Tuesday, June 12, 2012

Syrphid flies on Sweet Alyssum

Where's Waldo?
I’ve been spending a little quality time with ‘Blushing Princess’ and ‘Silver Stream’ recently. Just to see for myself. Does Sweet Alyssum (Lobularia maritima) really attract more syrphid flies than other flowers, as researchers have written?

You’ve seen them, those miniature yellow jacket lookalikes that are always hovering about your flowers. Some call them sweat bees, but the fact is, there is an actual bee (family Halictidae) that claims that name. Hoverfly is a more apt nickname for the tiny fly (family Syrphidae). Beating its wings at a furious pace it hangs in the air above favored flowers and, alighting on a blossom, sucks nectar, tail bobbing slowly up and down. The hover fly is not interested in your sweat.

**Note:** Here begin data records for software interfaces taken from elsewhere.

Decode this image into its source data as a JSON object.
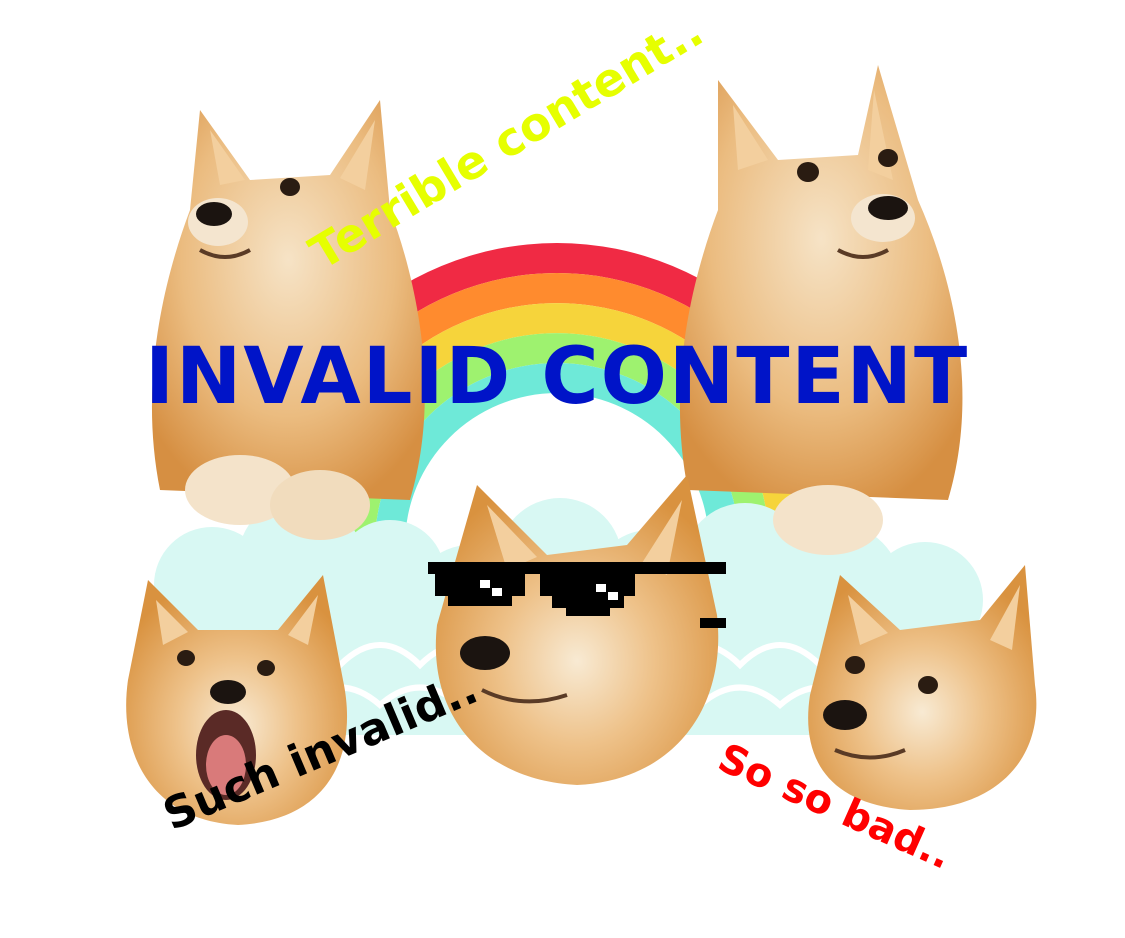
{
  "title": "INVALID CONTENT",
  "captions": {
    "terrible": "Terrible content..",
    "such": "Such invalid..",
    "bad": "So so bad.."
  },
  "colors": {
    "title": "#0014c8",
    "terrible": "#e6ff00",
    "such": "#000000",
    "bad": "#ff0000",
    "rainbow": [
      "#f02a44",
      "#ff8b2e",
      "#f6d43b",
      "#9ef26f",
      "#6ee9d8"
    ],
    "cloud": "#d8f8f3",
    "fur": "#e3a55f",
    "cream": "#f6e6cb"
  },
  "icons": [
    "rainbow-icon",
    "cloud-icon",
    "doge-icon",
    "pixel-sunglasses-icon"
  ]
}
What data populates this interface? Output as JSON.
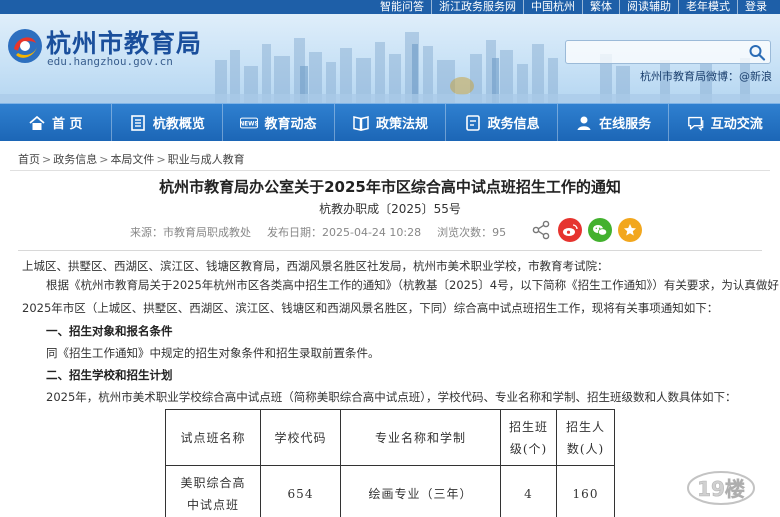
{
  "util_bar": {
    "links": [
      "智能问答",
      "浙江政务服务网",
      "中国杭州",
      "繁体",
      "阅读辅助",
      "老年模式",
      "登录"
    ]
  },
  "header": {
    "site_title": "杭州市教育局",
    "domain": "edu.hangzhou.gov.cn",
    "search_placeholder": "",
    "weibo_text": "杭州市教育局微博：@新浪"
  },
  "nav": {
    "items": [
      {
        "label": "首 页",
        "icon": "home-icon"
      },
      {
        "label": "杭教概览",
        "icon": "document-list-icon"
      },
      {
        "label": "教育动态",
        "icon": "news-icon"
      },
      {
        "label": "政策法规",
        "icon": "book-icon"
      },
      {
        "label": "政务信息",
        "icon": "info-doc-icon"
      },
      {
        "label": "在线服务",
        "icon": "person-icon"
      },
      {
        "label": "互动交流",
        "icon": "chat-icon"
      }
    ]
  },
  "breadcrumb": [
    "首页",
    "政务信息",
    "本局文件",
    "职业与成人教育"
  ],
  "article": {
    "title": "杭州市教育局办公室关于2025年市区综合高中试点班招生工作的通知",
    "doc_number": "杭教办职成〔2025〕55号",
    "source": "来源：市教育局职成教处",
    "publish_date": "发布日期：2025-04-24 10:28",
    "views": "浏览次数：95"
  },
  "share_icons": [
    "share-icon",
    "weibo-icon",
    "wechat-icon",
    "favorite-star-icon"
  ],
  "body": {
    "recipients": "上城区、拱墅区、西湖区、滨江区、钱塘区教育局，西湖风景名胜区社发局，杭州市美术职业学校，市教育考试院：",
    "para1_line1": "根据《杭州市教育局关于2025年杭州市区各类高中招生工作的通知》（杭教基〔2025〕4号，以下简称《招生工作通知》）有关要求，为认真做好",
    "para1_line2": "2025年市区（上城区、拱墅区、西湖区、滨江区、钱塘区和西湖风景名胜区，下同）综合高中试点班招生工作，现将有关事项通知如下：",
    "heading1": "一、招生对象和报名条件",
    "para2": "同《招生工作通知》中规定的招生对象条件和招生录取前置条件。",
    "heading2": "二、招生学校和招生计划",
    "para3": "2025年，杭州市美术职业学校综合高中试点班（简称美职综合高中试点班），学校代码、专业名称和学制、招生班级数和人数具体如下："
  },
  "table": {
    "headers": [
      "试点班名称",
      "学校代码",
      "专业名称和学制",
      "招生班\n级(个)",
      "招生人\n数(人)"
    ],
    "rows": [
      [
        "美职综合高\n中试点班",
        "654",
        "绘画专业（三年）",
        "4",
        "160"
      ]
    ]
  },
  "watermark": "19楼"
}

All that hovering about serves the female well when it comes to providing for her unborn offspring. She scouts the landscape for plants that host promising colonies of aphids, and deposits her eggs, one by one, nearby. And this is the good part: a single syrphid fly larva will eat hundreds of aphids.

And yet, as intimate as I am with aphids (we have similar tastes in lettuce) I have never seen a syrphid fly larva. At about 1 cm long they’re certainly visible. And they are undoubtedly populous, judging by the number of adults hovering around. So I have to conclude that I am not terribly observant. This is a good reminder that, no matter how much we might think we know and how observant we think we are, most of the action goes on unseen, under our noses. 

One thing I know is true: the answer is yes. A few syrphid flies visit catmint in passing, and one or two seek out arugula flowers. Coreopsis holds minor appeal and spiraea is fairly popular. But the winner, hands down, is Lobularia maritima ‘Silver Stream.’ 

Go syrphid fly larvae, Go!

Saturday, June 2, 2012


Digitalis purpurea. My new love. Finger flower, Fairy bell, Fox glove. The fanciful labels given to this stately beauty evoke whimsical images, but she is rather too dignified for silly nicknames. My garden is rich with white and purple spires. A bumblebee vanishes into one spotted hood-shaped bloom and wiggles out, butt first, only to make its joyous way into another.

Foxglove performs brilliantly for those who are sensitive to the cycles of the natural world, and also for those who are oblivious to nature’s ways. The clearing outside my mother’s home in the Adirondacks was lush with hay-scented fern and foxglove every July. Scoffing at the herds of deer that lounged on the thin grasses, the acid soils that limited gardening possibilities, and the 280 inches of annual snowfall, the steadfast pair created a spontaneous scene that any gardener would be proud to replicate. The chemicals in foxglove’s leaves can kill, as deer evidently know. Deadman’s bells, some call the charming hoods. My mother sensibly chose to grow a mini crop of kohlrabi in a planter high upon her deck railing rather than fight the wild world for the sake of a tomato or rose. Meanwhile in her clearing, foxglove faithfully returned year after year in the brief moment that is summer in the north country, unbidden and underappreciated. 

Seldom seen in manicured yards of turf and mulch, foxglove does not take kindly to landscape crews that descend en masse to perform “spring cleanup” in late winter. She also does not tolerate Mr. Neat (who lives in every neighborhood). Clipping the stalks of finished flowers before they have the opportunity to fulfill their function is a sure way to banish the beautiful foxglove. But the gardener—or slacker—who allows the tiny seeds to scatter themselves at will on bare ground, and then waits for the seedlings to show themselves before putting down a reasonable layer of mulch (or not) will be rewarded handsomely the following year as rhythmic spires elevate the merely pleasant to the dazzling. A small indulgence for such a big return.

She is so easy to love.